Taichi Panda: Heroes is the successor to the popular action RPG, Taichi Panda. It takes the theme and mechanics of the original into an entirely new realm -- a massively multiplayer one. This ambitious title is flashy, fast-paced, and a little rough, but it has a lot to offer to certain types of players.
The core of Taichi Panda: Heroes is, of course, the RPG, and if you're the kind of player who loves all of the crunchy bits that come with certain JRPGs and tactical RPGs, you're going to like what Taichi Panda: Heroes has to offer. There is loot to be found, abilities to be upgraded, hero combinations to unlock, runes to slot, and synergies to exploit -- and even at launch there are several possible heroes to collect and use. It can be a little overwhelming at first, but once you figure out how to make use of all your item slots, abilities, and combos, it can be a lot of fun to tweak your hero and your team.
The main form of interaction and progression in Taichi Panda: Heroes is, of course, combat -- and this is really where the game shines. The fighting is fast-paced, exciting to watch, and challenging at high levels of play. You can play as actively or passively as you want -- there are options to automate almost all of your character's actions (which can be a good choice if you're grinding or if you're playing on a smaller device). But even when the combat is un-interactive, you're still responsible for putting together a strong team with abilities that work together.
The game has astonishingly good graphics for a mobile game, and even during huge fights with tons of enemies it didn't chug or slow down, even on an older device.
There's also a robust team-based component that lets you work with other players to run dungeons, take down bosses, and complete objectives together, and this is naturally the end-game for Taichi Panda: Heroes. The netcode and connectivity of these adventures works surprisingly well for a mobile game, and you can adventure as easily and smoothly as you would in any full MMO.
Even though Taichi Panda: Heroes has a distinctly non-mobile level of sophistication when it comes to graphics and gameplay, there is no mistaking it for a mobile game -- it's got all of the bells and whistles that come with that designation. It's free-to-play, which is exactly what it sounds like -- the number of quests and mini-games you can engage in is limited by your stamina, which regenerates on a timer, but you can use real money to purchase more playtime, or cosmetics, or boosts, or really anything you want.
It's not explicitly pay-to-win -- the biggest thing slowing your progression down is your level, which goes up the more you play.
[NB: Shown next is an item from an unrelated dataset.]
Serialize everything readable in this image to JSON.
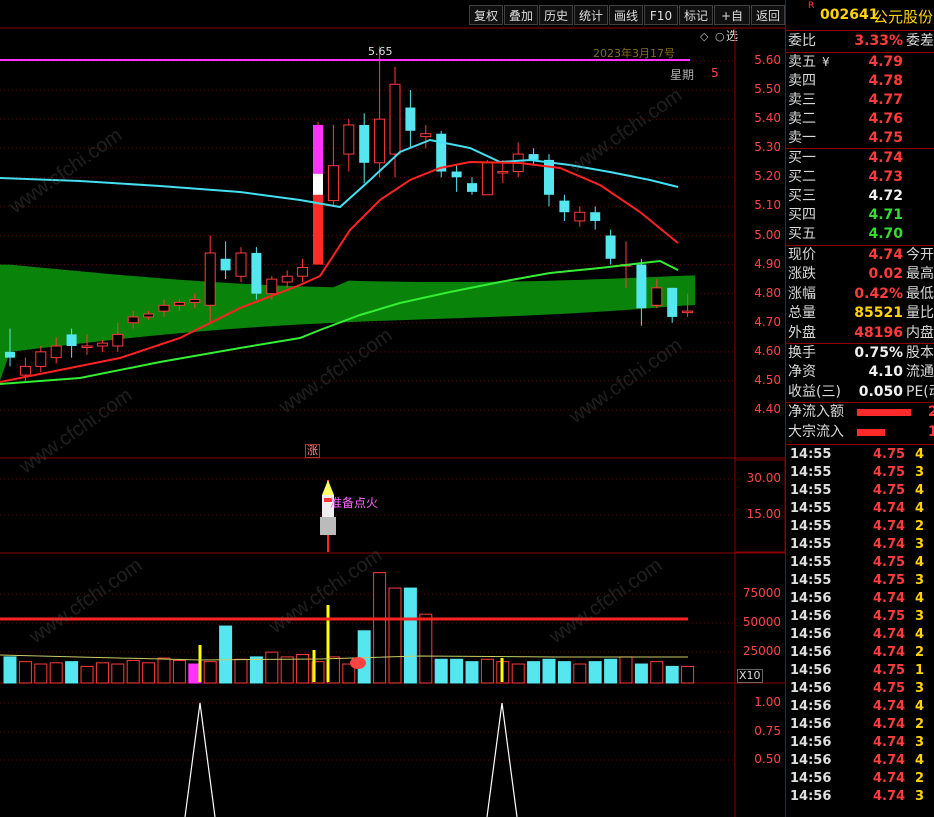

And unless you're really grinding out the instances, you should have more than enough stamina to play when you want to. Snail Games is also really good about giving out free stuff -- rewards for logging in, for reaching milestones, as compensation if there are network issues, etc. My bags were full of goodies just from playing regularly during the trial period.
The bigger issue is that all of this is kind of busy -- there are tons of notifications, boxes to click, currencies to track, and icons cluttering the screen. A little UI improvement would go a long way toward making the game more playable.
Taichi Panda: Heroes has some kinks to work out (server stability and bugs are an issue as well), but at the end of the day, the game is fun. If you like loot-pinata ARPGs like Diablo 3, you'll probably enjoy the fast-paced smash-and-grab playstyle of Taichi Panda: Heroes, and it has the advantage of letting you play with your friends. It wouldn't be very competitive as a fully-fledged desktop or console game, but as a mobile offering, it's impressive. And if Snail Games continues to work on improving the design and the stability of Taichi Panda: Heroes, it could easily go from good to great.
Disclaimer: The reviewer was gifted in-game currency for the purpose of this review.